◆ What the task asks
Among the lines below, copy each one in which "JSON" appears.

◆ Data section
*** Block opens ***

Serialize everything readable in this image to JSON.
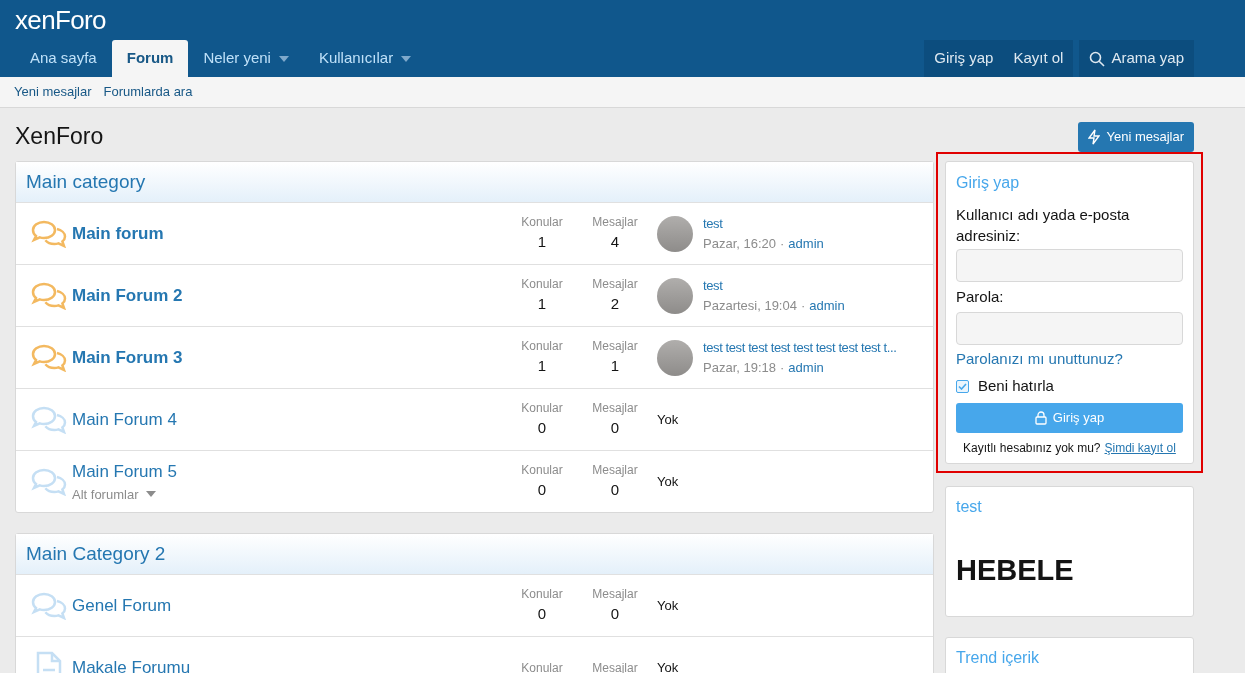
{
  "logo": {
    "text": "xenForo"
  },
  "nav_tabs": [
    {
      "label": "Ana sayfa",
      "selected": false,
      "dropdown": false
    },
    {
      "label": "Forum",
      "selected": true,
      "dropdown": false
    },
    {
      "label": "Neler yeni",
      "selected": false,
      "dropdown": true
    },
    {
      "label": "Kullanıcılar",
      "selected": false,
      "dropdown": true
    }
  ],
  "account_links": [
    "Giriş yap",
    "Kayıt ol"
  ],
  "search_button": "Arama yap",
  "sub_nav": [
    "Yeni mesajlar",
    "Forumlarda ara"
  ],
  "page_title": "XenForo",
  "new_posts_button": "Yeni mesajlar",
  "categories": [
    {
      "title": "Main category",
      "forums": [
        {
          "kind": "forum",
          "title": "Main forum",
          "unread": true,
          "threads_label": "Konular",
          "threads": "1",
          "messages_label": "Mesajlar",
          "messages": "4",
          "last_post": {
            "title": "test",
            "date": "Pazar, 16:20",
            "separator": "·",
            "user": "admin"
          }
        },
        {
          "kind": "forum",
          "title": "Main Forum 2",
          "unread": true,
          "threads_label": "Konular",
          "threads": "1",
          "messages_label": "Mesajlar",
          "messages": "2",
          "last_post": {
            "title": "test",
            "date": "Pazartesi, 19:04",
            "separator": "·",
            "user": "admin"
          }
        },
        {
          "kind": "forum",
          "title": "Main Forum 3",
          "unread": true,
          "threads_label": "Konular",
          "threads": "1",
          "messages_label": "Mesajlar",
          "messages": "1",
          "last_post": {
            "title": "test test test test test test test test t...",
            "date": "Pazar, 19:18",
            "separator": "·",
            "user": "admin"
          }
        },
        {
          "kind": "forum",
          "title": "Main Forum 4",
          "unread": false,
          "threads_label": "Konular",
          "threads": "0",
          "messages_label": "Mesajlar",
          "messages": "0",
          "last_post_none": "Yok"
        },
        {
          "kind": "forum",
          "title": "Main Forum 5",
          "unread": false,
          "subforums": "Alt forumlar",
          "threads_label": "Konular",
          "threads": "0",
          "messages_label": "Mesajlar",
          "messages": "0",
          "last_post_none": "Yok"
        }
      ]
    },
    {
      "title": "Main Category 2",
      "forums": [
        {
          "kind": "forum",
          "title": "Genel Forum",
          "unread": false,
          "threads_label": "Konular",
          "threads": "0",
          "messages_label": "Mesajlar",
          "messages": "0",
          "last_post_none": "Yok"
        },
        {
          "kind": "article",
          "title": "Makale Forumu",
          "unread": false,
          "threads_label": "Konular",
          "messages_label": "Mesajlar",
          "last_post_none": "Yok"
        }
      ]
    }
  ],
  "login_widget": {
    "title": "Giriş yap",
    "highlighted": true,
    "username_label": "Kullanıcı adı yada e-posta adresiniz:",
    "password_label": "Parola:",
    "forgot_link": "Parolanızı mı unuttunuz?",
    "remember": {
      "label": "Beni hatırla",
      "checked": true
    },
    "submit": "Giriş yap",
    "register_prompt": "Kayıtlı hesabınız yok mu?",
    "register_link": "Şimdi kayıt ol"
  },
  "test_widget": {
    "title": "test",
    "body": "HEBELE"
  },
  "trend_widget": {
    "title": "Trend içerik"
  }
}
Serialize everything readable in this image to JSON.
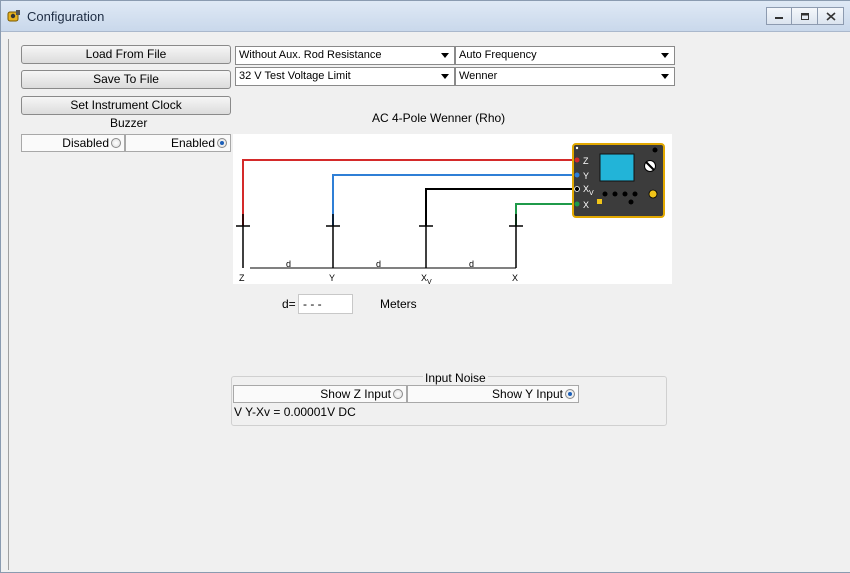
{
  "window": {
    "title": "Configuration",
    "icons": [
      "app-icon",
      "minimize-icon",
      "restore-icon",
      "close-icon"
    ]
  },
  "left_panel": {
    "load_button": "Load From File",
    "save_button": "Save To File",
    "clock_button": "Set Instrument Clock",
    "buzzer": {
      "label": "Buzzer",
      "options": [
        "Disabled",
        "Enabled"
      ],
      "selected": "Enabled"
    }
  },
  "dropdowns": {
    "aux_rod": "Without Aux. Rod Resistance",
    "frequency": "Auto Frequency",
    "voltage_limit": "32 V Test Voltage Limit",
    "method": "Wenner"
  },
  "diagram": {
    "title": "AC 4-Pole Wenner (Rho)",
    "probe_labels": [
      "Z",
      "Y",
      "X",
      "X"
    ],
    "probe_subscripts": [
      "",
      "",
      "V",
      ""
    ],
    "spacing_label": "d",
    "meter_terminals": [
      "Z",
      "Y",
      "X",
      "X"
    ],
    "meter_subscripts": [
      "",
      "",
      "V",
      ""
    ],
    "colors": {
      "z_wire": "#d42a2a",
      "y_wire": "#2f7fd6",
      "xv_wire": "#000000",
      "x_wire": "#1f9a4a",
      "meter_body": "#3c3c3c",
      "meter_border": "#e2a800",
      "screen": "#22b4d8"
    }
  },
  "spacing_field": {
    "label": "d=",
    "value": "- - -",
    "unit": "Meters"
  },
  "input_noise": {
    "label": "Input Noise",
    "show_z": "Show Z Input",
    "show_y": "Show Y Input",
    "selected": "Show Y Input",
    "reading": "V Y-Xv = 0.00001V DC"
  }
}
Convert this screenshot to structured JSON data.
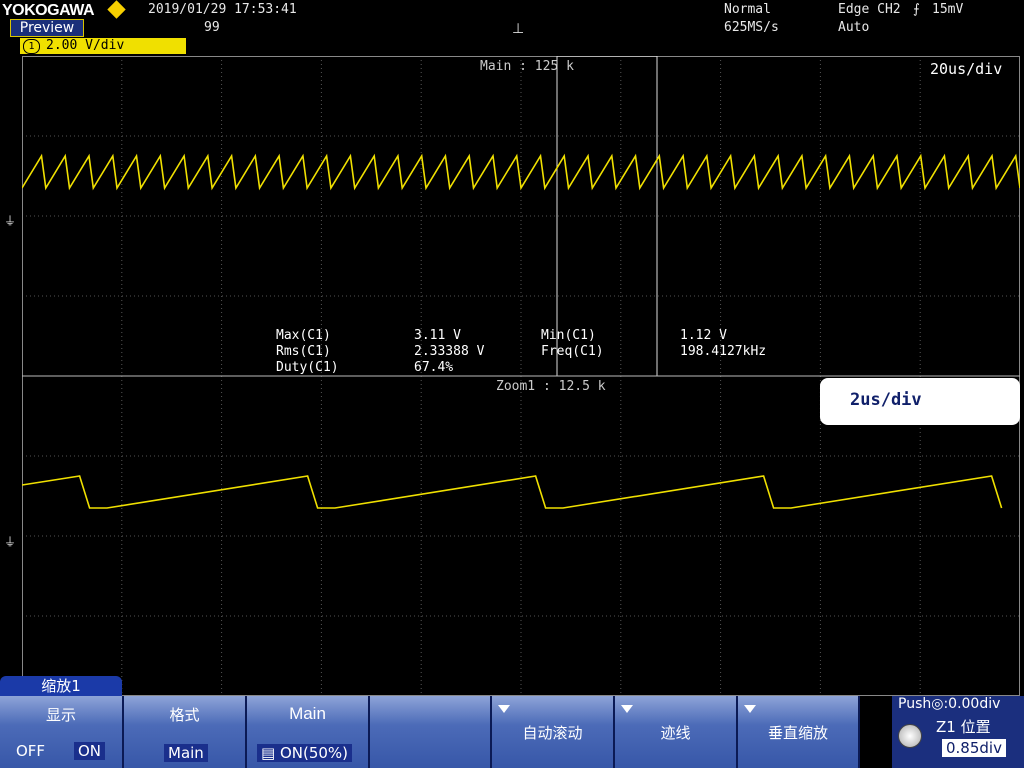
{
  "header": {
    "brand": "YOKOGAWA",
    "preview_label": "Preview",
    "datetime": "2019/01/29  17:53:41",
    "acq_count": "99",
    "acq_mode": "Normal",
    "sample_rate": "625MS/s",
    "trigger_type": "Edge CH2",
    "trigger_level": "15mV",
    "trigger_mode": "Auto",
    "trigger_position_symbol": "⊥"
  },
  "channel": {
    "number": "1",
    "scale": "2.00 V/div",
    "color": "#f0e000"
  },
  "main_window": {
    "label": "Main : 125 k",
    "timebase": "20us/div"
  },
  "measurements": [
    {
      "name": "Max(C1)",
      "value": "3.11 V"
    },
    {
      "name": "Min(C1)",
      "value": "1.12 V"
    },
    {
      "name": "Rms(C1)",
      "value": "2.33388 V"
    },
    {
      "name": "Freq(C1)",
      "value": "198.4127kHz"
    },
    {
      "name": "Duty(C1)",
      "value": "67.4%"
    }
  ],
  "zoom_window": {
    "label": "Zoom1 : 12.5 k",
    "timebase": "2us/div"
  },
  "menu": {
    "tab_label": "缩放1",
    "display": {
      "title": "显示",
      "off": "OFF",
      "on": "ON"
    },
    "format": {
      "title": "格式",
      "value": "Main"
    },
    "main": {
      "title": "Main",
      "value": "ON(50%)"
    },
    "auto_scroll": "自动滚动",
    "trace": "迹线",
    "vertical_zoom": "垂直缩放",
    "position": {
      "push_hint": "Push◎:0.00div",
      "label": "Z1 位置",
      "value": "0.85div"
    }
  },
  "colors": {
    "trace": "#f0e000",
    "softkey": "#4c6bb8",
    "grid": "#6a6a6a"
  }
}
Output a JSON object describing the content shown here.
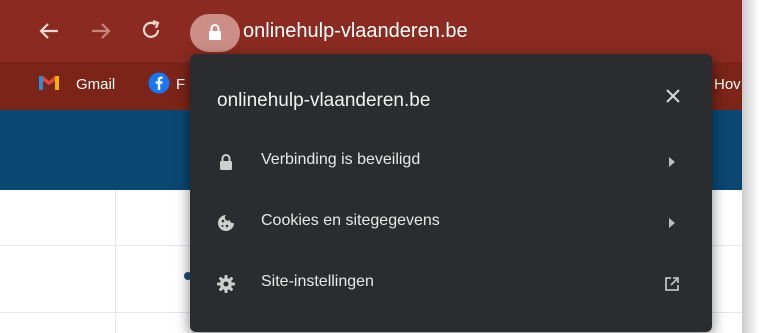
{
  "browser": {
    "url": "onlinehulp-vlaanderen.be",
    "colors": {
      "toolbar": "#8a2a20",
      "bookmarks_bar": "#7c2418",
      "site_header": "#0b4773",
      "popup_bg": "#2b2c30"
    }
  },
  "bookmarks": [
    {
      "label": "Gmail",
      "icon": "gmail-icon"
    },
    {
      "label": "F",
      "icon": "facebook-icon"
    },
    {
      "label": "Hov",
      "icon": ""
    }
  ],
  "site_info_popup": {
    "title": "onlinehulp-vlaanderen.be",
    "close_icon": "close-icon",
    "rows": [
      {
        "label": "Verbinding is beveiligd",
        "icon": "lock-icon",
        "trailing_icon": "chevron-right-icon"
      },
      {
        "label": "Cookies en sitegegevens",
        "icon": "cookie-icon",
        "trailing_icon": "chevron-right-icon"
      },
      {
        "label": "Site-instellingen",
        "icon": "gear-icon",
        "trailing_icon": "external-link-icon"
      }
    ]
  }
}
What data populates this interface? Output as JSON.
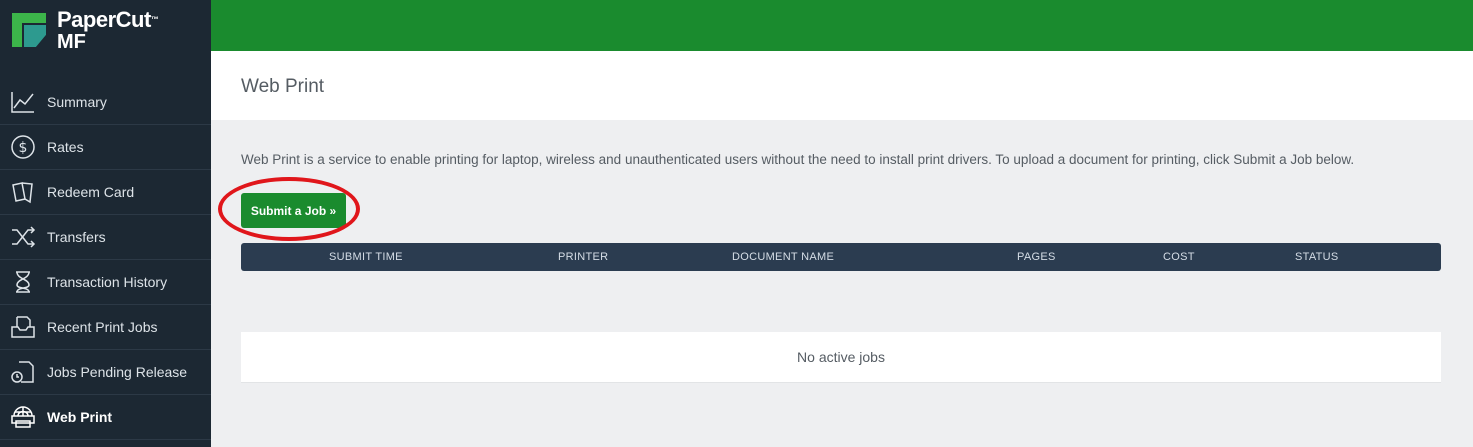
{
  "brand": {
    "name": "PaperCut",
    "trademark": "™",
    "sub": "MF"
  },
  "colors": {
    "accent_green": "#1a8b2e",
    "sidebar_bg": "#1c2833",
    "table_header_bg": "#2b3c50",
    "highlight_red": "#e0161b"
  },
  "sidebar": {
    "items": [
      {
        "label": "Summary",
        "icon": "chart-line-icon"
      },
      {
        "label": "Rates",
        "icon": "dollar-circle-icon"
      },
      {
        "label": "Redeem Card",
        "icon": "cards-icon"
      },
      {
        "label": "Transfers",
        "icon": "shuffle-icon"
      },
      {
        "label": "Transaction History",
        "icon": "hourglass-icon"
      },
      {
        "label": "Recent Print Jobs",
        "icon": "inbox-tray-icon"
      },
      {
        "label": "Jobs Pending Release",
        "icon": "document-clock-icon"
      },
      {
        "label": "Web Print",
        "icon": "globe-printer-icon",
        "active": true
      }
    ]
  },
  "page": {
    "title": "Web Print"
  },
  "main": {
    "intro": "Web Print is a service to enable printing for laptop, wireless and unauthenticated users without the need to install print drivers. To upload a document for printing, click Submit a Job below.",
    "submit_label": "Submit a Job »",
    "table": {
      "columns": [
        "SUBMIT TIME",
        "PRINTER",
        "DOCUMENT NAME",
        "PAGES",
        "COST",
        "STATUS"
      ],
      "empty_message": "No active jobs"
    }
  }
}
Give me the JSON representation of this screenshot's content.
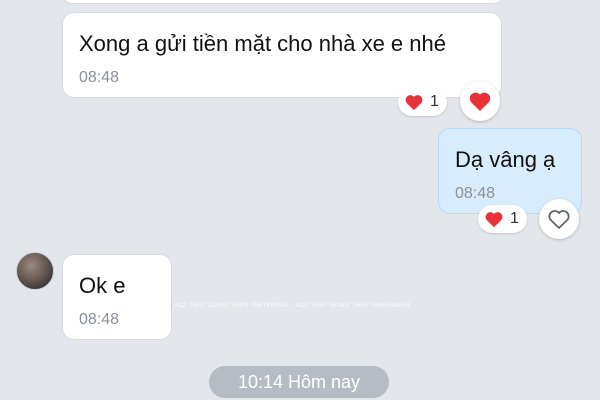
{
  "messages": [
    {
      "text": "Xong a gửi tiền mặt cho nhà xe e nhé",
      "time": "08:48",
      "reaction_count": "1"
    },
    {
      "text": "Dạ vâng ạ",
      "time": "08:48",
      "reaction_count": "1"
    },
    {
      "text": "Ok e",
      "time": "08:48"
    }
  ],
  "watermark": "NỘI THẤT DUNG THUY 0867483534 · NỘI THẤT DUNG THUY 0867483534",
  "date_separator": "10:14 Hôm nay",
  "colors": {
    "background": "#e3e7ec",
    "incoming_bubble": "#ffffff",
    "outgoing_bubble": "#d8ecfd",
    "heart": "#e8323a",
    "date_chip": "#b5bcc4"
  },
  "icons": {
    "reaction": "heart-icon",
    "react_button_filled": "heart-filled-icon",
    "react_button_outline": "heart-outline-icon"
  }
}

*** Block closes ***

◆ Answer for this exercise
Serialize everything readable in this image to JSON.
Serialize everything readable in this image to JSON.
Convert this screenshot to structured JSON data.
Output a JSON object describing the content shown here.
What data populates this interface? Output as JSON.
Give me the JSON representation of this screenshot's content.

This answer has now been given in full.